Records from a data collection
────

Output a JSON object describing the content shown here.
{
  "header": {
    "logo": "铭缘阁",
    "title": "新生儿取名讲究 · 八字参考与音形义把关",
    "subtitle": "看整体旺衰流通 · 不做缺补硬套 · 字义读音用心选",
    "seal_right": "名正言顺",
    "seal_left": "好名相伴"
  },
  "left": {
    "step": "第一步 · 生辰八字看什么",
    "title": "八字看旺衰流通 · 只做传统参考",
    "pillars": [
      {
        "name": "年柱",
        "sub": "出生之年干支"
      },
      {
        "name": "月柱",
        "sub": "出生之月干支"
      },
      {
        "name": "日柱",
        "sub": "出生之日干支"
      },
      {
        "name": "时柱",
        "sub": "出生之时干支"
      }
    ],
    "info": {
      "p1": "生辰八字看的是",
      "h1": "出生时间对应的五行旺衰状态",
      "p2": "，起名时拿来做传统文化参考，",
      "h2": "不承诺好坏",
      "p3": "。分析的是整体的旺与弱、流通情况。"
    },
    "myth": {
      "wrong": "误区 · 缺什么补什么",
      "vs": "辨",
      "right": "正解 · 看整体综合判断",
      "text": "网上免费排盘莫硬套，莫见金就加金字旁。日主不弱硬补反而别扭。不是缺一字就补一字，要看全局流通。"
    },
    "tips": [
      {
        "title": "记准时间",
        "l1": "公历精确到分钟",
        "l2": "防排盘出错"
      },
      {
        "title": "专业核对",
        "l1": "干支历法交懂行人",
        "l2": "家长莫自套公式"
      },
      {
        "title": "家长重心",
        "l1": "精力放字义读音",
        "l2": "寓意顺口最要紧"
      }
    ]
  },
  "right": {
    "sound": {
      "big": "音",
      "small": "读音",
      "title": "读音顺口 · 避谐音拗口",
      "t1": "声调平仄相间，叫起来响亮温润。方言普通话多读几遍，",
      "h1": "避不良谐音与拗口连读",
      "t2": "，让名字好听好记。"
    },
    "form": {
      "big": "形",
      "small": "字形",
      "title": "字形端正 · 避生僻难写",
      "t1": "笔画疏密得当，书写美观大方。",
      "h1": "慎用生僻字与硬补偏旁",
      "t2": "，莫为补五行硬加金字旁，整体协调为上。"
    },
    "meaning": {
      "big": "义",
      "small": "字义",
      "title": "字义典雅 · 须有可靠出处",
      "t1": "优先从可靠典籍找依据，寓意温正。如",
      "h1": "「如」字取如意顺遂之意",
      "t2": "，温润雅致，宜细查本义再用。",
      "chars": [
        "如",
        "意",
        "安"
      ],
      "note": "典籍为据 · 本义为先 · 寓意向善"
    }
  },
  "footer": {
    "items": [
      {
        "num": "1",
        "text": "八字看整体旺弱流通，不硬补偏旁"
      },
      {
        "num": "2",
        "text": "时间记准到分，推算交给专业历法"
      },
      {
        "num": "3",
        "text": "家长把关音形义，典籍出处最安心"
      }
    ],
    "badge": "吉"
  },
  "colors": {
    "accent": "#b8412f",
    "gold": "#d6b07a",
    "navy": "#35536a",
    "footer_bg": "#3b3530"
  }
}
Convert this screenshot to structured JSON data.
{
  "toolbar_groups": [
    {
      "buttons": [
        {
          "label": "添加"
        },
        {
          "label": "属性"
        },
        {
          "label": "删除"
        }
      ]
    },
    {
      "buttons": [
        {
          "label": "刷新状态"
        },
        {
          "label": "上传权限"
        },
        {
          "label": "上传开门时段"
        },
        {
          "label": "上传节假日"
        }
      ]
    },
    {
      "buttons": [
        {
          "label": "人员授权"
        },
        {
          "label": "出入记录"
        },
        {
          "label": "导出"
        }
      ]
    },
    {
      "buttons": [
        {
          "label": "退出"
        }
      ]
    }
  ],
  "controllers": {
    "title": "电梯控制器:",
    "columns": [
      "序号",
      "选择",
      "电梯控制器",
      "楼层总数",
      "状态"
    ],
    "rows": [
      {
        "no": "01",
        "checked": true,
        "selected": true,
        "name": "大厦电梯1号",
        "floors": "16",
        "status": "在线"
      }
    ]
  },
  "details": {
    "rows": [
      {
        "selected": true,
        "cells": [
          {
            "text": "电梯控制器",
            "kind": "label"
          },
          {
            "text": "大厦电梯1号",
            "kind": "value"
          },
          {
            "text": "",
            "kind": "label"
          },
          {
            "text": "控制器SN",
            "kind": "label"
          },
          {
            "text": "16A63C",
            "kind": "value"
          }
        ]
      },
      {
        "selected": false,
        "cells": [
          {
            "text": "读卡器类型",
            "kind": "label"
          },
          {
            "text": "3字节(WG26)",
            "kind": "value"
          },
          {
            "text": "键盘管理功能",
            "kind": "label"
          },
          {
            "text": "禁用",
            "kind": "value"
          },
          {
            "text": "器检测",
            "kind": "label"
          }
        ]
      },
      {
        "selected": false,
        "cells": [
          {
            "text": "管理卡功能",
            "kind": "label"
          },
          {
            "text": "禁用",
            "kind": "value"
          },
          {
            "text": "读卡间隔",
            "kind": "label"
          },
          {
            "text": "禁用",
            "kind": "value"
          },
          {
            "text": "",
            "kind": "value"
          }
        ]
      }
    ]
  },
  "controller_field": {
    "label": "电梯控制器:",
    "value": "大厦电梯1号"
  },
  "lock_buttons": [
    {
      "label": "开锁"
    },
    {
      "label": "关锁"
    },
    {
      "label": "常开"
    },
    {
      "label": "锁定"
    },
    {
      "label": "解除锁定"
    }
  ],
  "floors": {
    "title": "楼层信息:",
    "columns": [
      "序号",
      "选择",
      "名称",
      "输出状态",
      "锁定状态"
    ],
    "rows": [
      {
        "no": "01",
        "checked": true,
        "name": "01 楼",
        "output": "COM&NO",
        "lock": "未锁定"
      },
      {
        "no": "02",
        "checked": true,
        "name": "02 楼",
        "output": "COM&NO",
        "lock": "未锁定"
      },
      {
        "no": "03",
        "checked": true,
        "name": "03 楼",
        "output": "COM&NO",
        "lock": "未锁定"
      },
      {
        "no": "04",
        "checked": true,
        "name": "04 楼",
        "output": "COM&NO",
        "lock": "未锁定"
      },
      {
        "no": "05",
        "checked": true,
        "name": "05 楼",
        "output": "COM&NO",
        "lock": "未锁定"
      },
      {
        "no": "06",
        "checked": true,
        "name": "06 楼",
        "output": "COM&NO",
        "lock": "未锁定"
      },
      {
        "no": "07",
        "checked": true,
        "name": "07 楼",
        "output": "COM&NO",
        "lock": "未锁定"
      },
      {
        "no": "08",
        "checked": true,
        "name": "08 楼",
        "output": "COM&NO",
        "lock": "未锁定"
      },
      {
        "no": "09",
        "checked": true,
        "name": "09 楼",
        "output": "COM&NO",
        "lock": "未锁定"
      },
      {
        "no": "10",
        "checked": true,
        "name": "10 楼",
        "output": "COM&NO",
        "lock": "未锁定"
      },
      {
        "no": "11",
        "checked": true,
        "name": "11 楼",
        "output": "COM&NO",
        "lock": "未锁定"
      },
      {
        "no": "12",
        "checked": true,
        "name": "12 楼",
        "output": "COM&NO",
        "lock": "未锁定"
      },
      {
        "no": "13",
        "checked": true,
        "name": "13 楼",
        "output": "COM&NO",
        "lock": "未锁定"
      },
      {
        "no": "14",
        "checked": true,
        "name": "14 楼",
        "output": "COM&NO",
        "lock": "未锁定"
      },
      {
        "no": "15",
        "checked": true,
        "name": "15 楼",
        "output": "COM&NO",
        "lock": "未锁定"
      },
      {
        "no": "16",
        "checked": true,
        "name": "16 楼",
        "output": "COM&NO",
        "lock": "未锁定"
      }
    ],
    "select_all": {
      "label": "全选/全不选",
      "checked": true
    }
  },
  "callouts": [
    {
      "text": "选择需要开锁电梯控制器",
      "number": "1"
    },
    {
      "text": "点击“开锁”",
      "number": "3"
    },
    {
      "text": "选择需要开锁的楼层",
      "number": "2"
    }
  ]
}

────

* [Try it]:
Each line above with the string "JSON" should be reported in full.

* [Solution to this exercise]:
Output a JSON object describing the content shown here.
Convert this screenshot to structured JSON data.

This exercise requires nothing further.